Previous studies have reported that women were less likely to present with chest pain for acute myocardial infarction -- commonly known as a heart attack -- but more likely to report a wider variety of symptoms and also more likely to die in a hospital from the disease.
"When young women with multiple risk factors visit their doctor with any chest discomfort or other symptoms that may be associated with ischemic heart disease", doctors should treat them appropriately, said Gail D'Onofrio from the Yale School of Public Health (YSPH).
The research paper, published in the journal Circulation, examined the relationship between gender, symptoms, perception of symptoms, and care-seeking among patients (2,009 women and 976 men) who were 55 years and younger and were hospitalised for heart attack.
The analysis showed that the majority of both men and women reported chest pain, pressure, tightness, or discomfort as their main heart attack symptoms.
Yet, women were more likely than men to report other associated symptoms of heart attack, such as indigestion, shortness of breath, palpitations or pain in the jaw, neck, or arms.
Women were also more likely to perceive their symptoms as stress or anxiety, and were more likely than men to report that their healthcare providers did not think that their symptoms were heart-related, the researchers said.
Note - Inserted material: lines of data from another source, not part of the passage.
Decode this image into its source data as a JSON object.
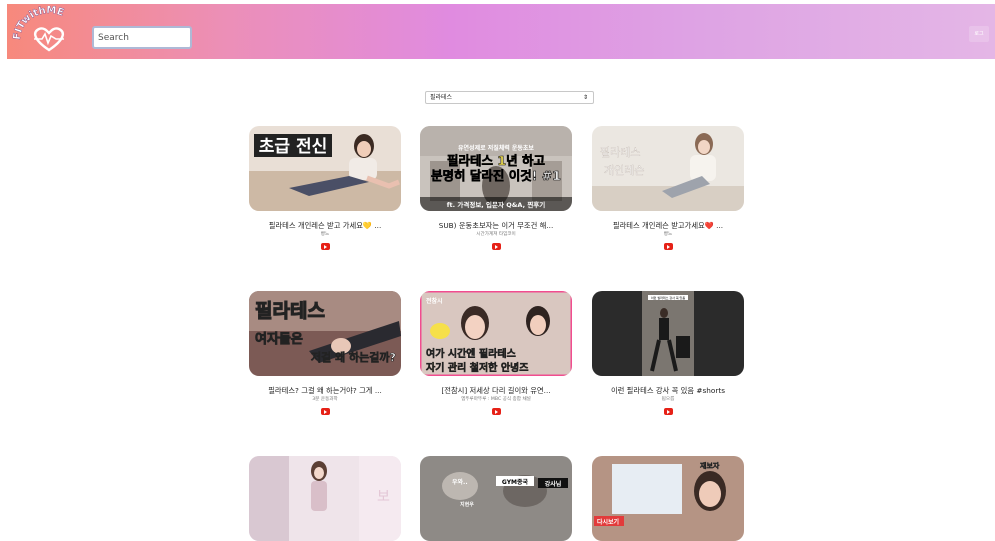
{
  "header": {
    "logo_text": "FITwithME",
    "search_placeholder": "Search",
    "right_button_label": "로그"
  },
  "filter": {
    "selected": "필라테스"
  },
  "colors": {
    "header_gradient": [
      "#f7897c",
      "#e08be0",
      "#e4b6e6"
    ],
    "play_red": "#e62117"
  },
  "videos": [
    {
      "title": "필라테스 개인레슨 받고 가세요💛 ...",
      "channel": "빵느",
      "thumb_text": [
        "초급 전신"
      ]
    },
    {
      "title": "SUB) 운동초보자는 이거 무조건 해...",
      "channel": "시간가계져 타임코이",
      "thumb_text": [
        "유연성제로 저질체력 운동초보",
        "필라테스 1년 하고",
        "분명히 달라진 이것! #1",
        "ft. 가격정보, 입문자 Q&A, 찐후기"
      ]
    },
    {
      "title": "필라테스 개인레슨 받고가세요❤️ ...",
      "channel": "빵느",
      "thumb_text": [
        "필라테스",
        "개인레슨"
      ]
    },
    {
      "title": "필라테스? 그걸 왜 하는거야? 그게 ...",
      "channel": "3분 운동과학",
      "thumb_text": [
        "필라테스",
        "여자들은",
        "저걸 왜 하는걸까?"
      ]
    },
    {
      "title": "[전참시] 저세상 다리 길이와 유연...",
      "channel": "엠뚜루마뚜루 : MBC 공식 종합 채널",
      "thumb_text": [
        "전참시",
        "여가 시간엔 필라테스",
        "자기 관리 철저한 안녕즈"
      ]
    },
    {
      "title": "이런 필라테스 강사 꼭 있음 #shorts",
      "channel": "됩으릅",
      "thumb_text": [
        "이런 필라테스 강사 꼭 있음"
      ]
    },
    {
      "title": "",
      "channel": "",
      "thumb_text": [
        "보"
      ]
    },
    {
      "title": "",
      "channel": "",
      "thumb_text": [
        "우와..",
        "GYM종국",
        "강사님",
        "지현우"
      ]
    },
    {
      "title": "",
      "channel": "",
      "thumb_text": [
        "재보자",
        "다시보기"
      ]
    }
  ]
}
"Although chest pain was the most common symptom for young women and men, the presentation of chest pain within the context of multiple symptoms may influence the prompt recognition of heart disease for these young patients," said Judith H. Lichtman, associate professor at the YSPH.